Joining of CPTPP: China’s global credentials to add value

China’s strong-footed progress towards joining the Comprehensive and Progressive Agreement for Trans-Pacific Partnership (CPTPP) marks a significant step that holds great potential for global trade dynamics and regional cooperation.

By submitting the necessary documents for accession, China demonstrates its commitment to aligning with the high standards of the trade bloc.

China’s membership would bring substantial benefits to all members and inject new momentum into trade and investment liberalization in the Asia-Pacific region.

Along with the increased institutional strength and credibility already mentioned, this would incentivise many more potential applicants, both inside and outside the Asia-Pacific region.

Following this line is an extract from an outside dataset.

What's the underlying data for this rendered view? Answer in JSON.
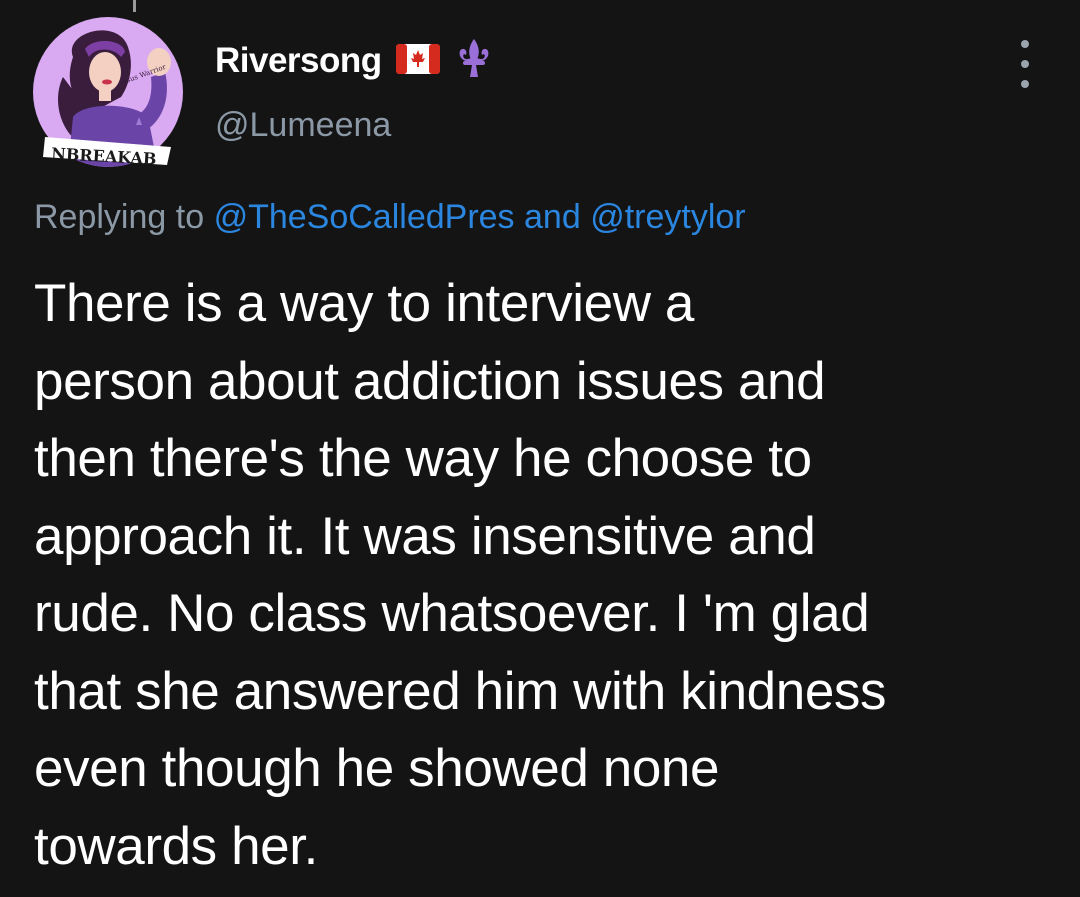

A larger and more global market would be a considerable boost for the CPTPP, given the lack of clarity from the new US administration on whether it will return to the Trans-Pacific Partnership (TPP).

The significance of China’s accession goes beyond strict trade interests. At a time of creeping protectionist sentiments and looming threats to rule-based commerce, trade activities by CPTPP members help defend the principles of global free trade and rule-based commerce, something which has been the mission of  CPTPP ever since the inception of its predecessor, the TPP.

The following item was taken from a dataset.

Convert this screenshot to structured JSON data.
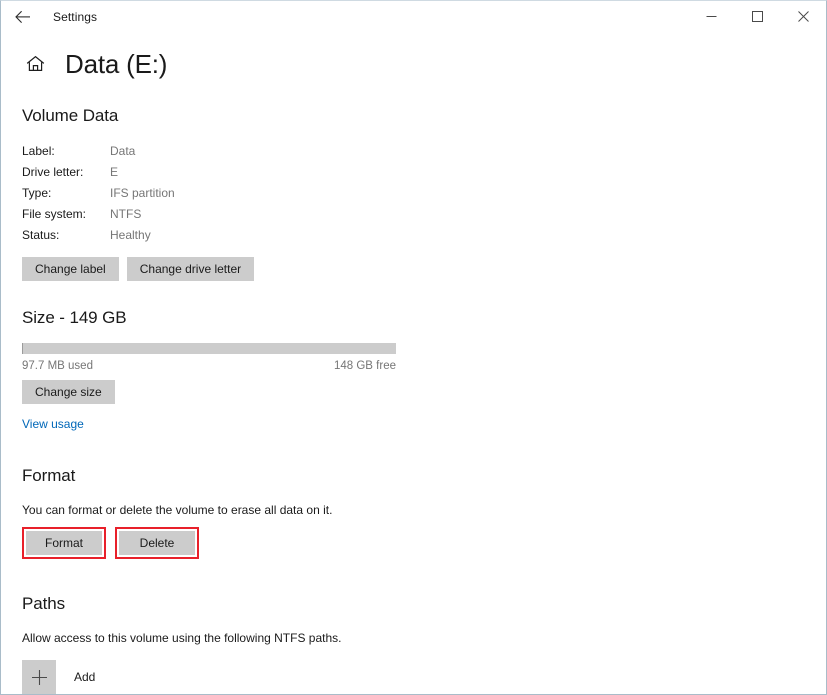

It is high time for the countries that have taken the lead in promoting the values of global free trade and rule-based commerce to act collectively in their defence, lest they face critical setback.

CPTPP is a huge agreement. Its members account for 13 per cent of global GDP, 15 per cent of global trade, with a population of 500 million people located in the growing and increasingly rich Asia-Pacific region. It is also a high-level agreement that not only reduces trade tariffs for goods, but also sets new rules in areas such as services, investment, intellectual property, digital trade and state-owned enterprises. Totalling 30 chapters, it is based on commitments to very high levels of liberalization, inhibition of government interference and protection of business interests, making it a union well-suited for this century.

Wang Shouwen, the Vice Minister of the Ministry of Commerce (MOFCOM), announced this significant step during the Asia-Pacific Economic Cooperation China CEO Forum in Beijing. He emphasized China’s willingness and capability to join CPTPP and highlighted the extensive research and evaluation conducted on more than 2,300 articles of the agreement. China has additionally recognized the essential changes, adjustments to legal frameworks, and steps needed for its participation to align with the high standards of CPTPP.

China’s accession to CPTPP is expected to bring substantial benefits to all members of the trade bloc and inject new momentum into trade and investment liberalization in the Asia-Pacific region.

With 99 percent of merchandise trade under the CPTPP framework set to be at zero tariffs, China’s commitment to high-level opening-up is evident. Bai Ming, a researcher at the Chinese Academy of International Trade and Economic Cooperation, pointed out that China’s efforts to join the trade bloc demonstrate its commitment to international trade and the potential positive outcomes it could have for other members of CPTPP.

CPTPP originated as the Trans-Pacific Partnership (TPP), which was a key component of the Obama administration’s “Pivot to Asia” strategy aimed at establishing an economic counterweight to China’s regional influence. However, the US withdrew from TPP in 2017 under the Trump administration, leading to the formation of CPTPP. Japan took the lead in negotiations, and the agreement was signed in March 2018, coming into force in December of the same year.  CPTPP includes provisions related to anti-corruption, government procurement, adherence by state-owned enterprises (SOEs) to market principles, transparency, due process, and commercial data flows across borders with minimal state interference.

At present, CPTPP comprises 12 member countries. In March, the United Kingdom became a member after leaving the European Union. If China’s membership is approved, it would greatly expand the trade scope of  CPTPP and bring about positive benefits for all members. Huo Jianguo, Vice President of the China Institute for World Trade Organization Studies, highlighted that China’s inclusion in  CPTPP would not only help in its economic revival but also strengthen its dedication to extensive international trade.

China has been actively opening its doors to foreign investment, particularly in the manufacturing industry, and is gradually expanding its efforts to open up the services sector. Wang Shouwen affirmed China’s dedication to high-level opening-up and outlined several measures to achieve it. These measures include reducing the negative list of foreign investment access, establishing more free trade pilot zones, and creating a nationwide negative list for cross-border services trade. Foreign investors have shown increased interest in China, as reflected in the visits of several executives from global multinational companies, such as Apple, Tesla, JPMorgan Chase & Co, and Microsoft.

The Chinese Ministry of Commerce reported a significant increase in foreign direct investment (FDI) from countries like France, the UK, and Canada, with FDI from France surging by 429.7 percent year-on-year in the first five months of the year.  Strengthening reforms to streamline the government, delegate power, and improve government services is crucial to ensure ongoing support for foreign investment and provide equal treatment for foreign-funded enterprises.

If successful, China will be a non-founding member to join CPTPP, clearly signalling that it is an outward-looking and free-trading nation. Not only that, by having China as a member, CPTPP would go from being an Asia-Pacific-focused regional framework to one that is global in nature.